Second, Paul shows us what to look for in a model of Christlikeness. The first mark he describes is that such a person has genuine concern for the well-being of other Christians. Second, such a person has this genuine concern because he or she seeks the interests of Jesus Christ, the Prophet, High Priest, and King of the church. Third, mature Christians have proven themselves by sacrificially serving people with other Christians for the promotion of the gospel, or the growth of the church.
So, do you view the future, and your own plans, as subject to the control of the Lord?
Are you genuinely concerned about the good of your brothers and sisters in Christ?
Do you serve the interests of Jesus Christ, so that your interests are His?
Do you humbly serve with your brothers and sisters for the gospel through selfless self-sacrifice?
Do you try to imitate mature Christians?

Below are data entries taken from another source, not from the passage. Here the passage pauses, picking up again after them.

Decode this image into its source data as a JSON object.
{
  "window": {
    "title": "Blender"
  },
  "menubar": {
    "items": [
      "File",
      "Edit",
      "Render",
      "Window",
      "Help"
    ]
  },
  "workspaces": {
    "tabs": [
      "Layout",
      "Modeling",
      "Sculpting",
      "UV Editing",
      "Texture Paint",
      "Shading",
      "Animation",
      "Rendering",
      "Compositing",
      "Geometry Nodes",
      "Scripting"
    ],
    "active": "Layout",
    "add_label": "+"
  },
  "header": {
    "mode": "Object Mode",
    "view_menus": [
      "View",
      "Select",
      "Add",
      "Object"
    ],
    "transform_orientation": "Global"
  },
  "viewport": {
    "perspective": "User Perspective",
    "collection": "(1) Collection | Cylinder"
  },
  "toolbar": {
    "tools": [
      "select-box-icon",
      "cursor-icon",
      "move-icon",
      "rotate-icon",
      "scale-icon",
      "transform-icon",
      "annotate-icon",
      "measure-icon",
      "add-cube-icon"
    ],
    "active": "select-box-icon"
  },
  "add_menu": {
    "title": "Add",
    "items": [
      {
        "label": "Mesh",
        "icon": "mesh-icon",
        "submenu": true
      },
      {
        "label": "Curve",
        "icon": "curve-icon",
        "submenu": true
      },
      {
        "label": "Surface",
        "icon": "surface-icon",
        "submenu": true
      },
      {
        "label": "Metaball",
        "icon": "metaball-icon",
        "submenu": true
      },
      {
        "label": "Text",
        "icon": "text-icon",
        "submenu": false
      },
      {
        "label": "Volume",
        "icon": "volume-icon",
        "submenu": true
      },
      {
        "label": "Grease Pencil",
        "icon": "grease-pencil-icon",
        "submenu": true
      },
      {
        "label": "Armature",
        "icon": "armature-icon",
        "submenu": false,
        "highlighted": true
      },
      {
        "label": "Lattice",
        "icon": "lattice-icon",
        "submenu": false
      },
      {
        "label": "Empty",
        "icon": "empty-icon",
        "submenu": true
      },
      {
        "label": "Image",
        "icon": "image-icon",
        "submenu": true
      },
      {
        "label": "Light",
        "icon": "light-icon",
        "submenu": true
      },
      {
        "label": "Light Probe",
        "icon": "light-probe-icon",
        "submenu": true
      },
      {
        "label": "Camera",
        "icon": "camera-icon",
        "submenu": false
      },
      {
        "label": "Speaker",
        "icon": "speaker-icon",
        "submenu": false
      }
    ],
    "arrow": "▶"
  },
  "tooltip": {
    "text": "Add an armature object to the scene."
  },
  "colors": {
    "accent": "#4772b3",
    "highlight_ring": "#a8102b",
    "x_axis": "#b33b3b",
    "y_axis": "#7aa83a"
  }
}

If you have no concern for the good of other Christians, only seek your own interests, rather than the interests of Jesus Christ, or have no desire to serve with other Christians, then you aren’t a true believer in Christ. When someone trusts in Christ, they are given love for other Christians, love for Christ, and the desire to do good to people. To believe in Christ doesn’t just to mean to believe that He was the God-man who died for our sins, and rose from the dead, but to change your mind about Him, and to depend on Him to be your King and Savior from God’s wrath and your sins. If you haven’t done that, then you are an enemy of God, and in danger of His eternal punishment. The good news is that God sent His eternal and divine Son to become the man, Jesus, and to suffer on the cross to take God’s punishment for our rebellion against Him. Then, He raised Him from the dead, and made Him the King of the universe in heaven. He commands everyone to change their minds and trust in Christ alone to be their King and Savior to receive His forgiveness and peace with Him. Please make sure that you’ve done this, or Jesus will eventually judge you and punish you for your sins. God promises to forgive all who repent and trust in the Lord Jesus.
All Scripture passages taken from the:
English Standard Version (ESV)
The Holy Bible, English Standard Version. ESV® Text Edition: 2016. Copyright © 2001 by Crossway Bibles, a publishing ministry of Good News Publishers.